Wayfarer is the provider of the molds for the precast rings, and with each project, the company brings the molds to the local area and uses local precast concrete manufacturers to cast the rings, which weigh in at one ton apiece. To install the rings, contractors use an airboat with a crane boom or standard barges with excavators that position the rings in the water. The ring design in Vermillion Bay consists of six segments of 225 linear ft, each with a 100 ft break in between each segment.
Why precast works
The reef production process is fairly quick. Turley says precast manufacturers pour concrete into Wayfarer’s forms, which can then be broken in two to three hours. “That avails itself to just-in-time delivery,” he points out, “and also reduces standing inventory requirements.” The rings are generally ready to ship within 10 to 14 days. Turley says he can get any reef project going in as little as 30 days.
Turley feels precast concrete offers some distinct advantages. “You get much better consistency and strength from precast, and it also minimizes transportation costs,” he says.
Precast also offers flexibility in mix components. “We can use different size stone and admixtures, allowing us to custom design for particular habitats and customers,” Turley notes. His company is able to fine-tune the concrete mix profiles based on local aggregates.
Turley says precast also offers weight capacity that keeps the rings in place. They are not easily shifted by waves or storm surges. At the same time, the rings offer a lot of flexibility in design.
While it’s still too early to make any definitive assessments on the effectiveness of the precast concrete oyster reefs in the Gulf, Kyle says oysters are attaching in Vermillion Bay. “They seem to really like the texture of the product,” she says.
Reef balls offer solutions worldwide
Precast concrete rings aren’t the only method of artificial reef restoration being used. The Reef Ball Foundation, based in Athens, Ga., has helped place precast concrete reef balls in more than 4,000 reef restoration projects in some 60 countries. Their projects include not only oyster reef restoration but coral propagation and planting systems, estuary restoration, mangrove restoration, and beach erosion control projects.
Like Wayfarer, the Reef Ball Foundation, in partnership with Reef Innovations Inc. in St. Cloud, Fla., has a variety of molds that are shipped to the reef restoration site. A local precaster then fills them with concrete, micro silica and aggregate, which cures for 24 hours. The foundation also sends its clients additives like the micro silica, which increases the reef balls’ durability and strength and establishes resistance to corrosion. Adva Flow is also added to the mix to keep the reef ball pH low so it’s close to that of seawater. Microfibers added to the concrete create a rough texture to encourage organisms to attach. With most of the weight at the bottom of the balls, they are also less likely to shift during severe weather events.
Kirbo says the balls are especially useful in coral reef restoration because they mimic the limestone boulders to which organisms attach.

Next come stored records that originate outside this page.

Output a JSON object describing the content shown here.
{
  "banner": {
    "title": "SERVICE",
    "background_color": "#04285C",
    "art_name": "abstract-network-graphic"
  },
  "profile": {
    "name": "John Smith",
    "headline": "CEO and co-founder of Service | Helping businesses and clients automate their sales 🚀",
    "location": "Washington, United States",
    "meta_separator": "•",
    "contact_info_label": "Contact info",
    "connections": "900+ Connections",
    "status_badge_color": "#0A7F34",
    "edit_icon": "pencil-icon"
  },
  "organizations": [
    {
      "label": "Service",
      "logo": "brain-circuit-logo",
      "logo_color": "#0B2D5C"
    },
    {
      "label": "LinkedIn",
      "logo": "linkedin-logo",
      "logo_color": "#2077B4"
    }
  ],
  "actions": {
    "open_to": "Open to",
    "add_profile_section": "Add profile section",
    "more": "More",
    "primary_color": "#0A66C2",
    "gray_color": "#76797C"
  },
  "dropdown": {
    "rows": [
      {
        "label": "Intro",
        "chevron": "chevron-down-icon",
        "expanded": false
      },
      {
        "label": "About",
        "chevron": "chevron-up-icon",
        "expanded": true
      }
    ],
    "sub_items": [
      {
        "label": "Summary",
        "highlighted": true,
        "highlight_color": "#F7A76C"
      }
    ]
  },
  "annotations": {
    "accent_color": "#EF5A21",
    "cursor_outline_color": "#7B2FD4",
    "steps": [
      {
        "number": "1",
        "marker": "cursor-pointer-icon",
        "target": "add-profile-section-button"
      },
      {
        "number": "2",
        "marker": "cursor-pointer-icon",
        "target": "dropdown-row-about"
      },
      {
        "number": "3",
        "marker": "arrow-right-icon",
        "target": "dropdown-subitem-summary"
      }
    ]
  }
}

Currently, the Conservancy has placed a total of 3,500 reef balls in and around Mobile Bay. “The Reef Ball Foundation and Reef Innovations have been around quite awhile and have had success with oyster attachment,” DeQuattro says. He says the reef balls provide particularly good habitat for fish, since they are hollow and filled with holes.
“In the old days of artificial reef creation, people put down trash, tires, ships and cars,” Kirbo explains, “but those things all shift under water and have toxins, too,” adding that precast concrete offers a much more environmentally friendly and stable option for reef restoration.
Deborah Huso is a freelance writer who covers home design and restoration, sustainable building and design, and home construction.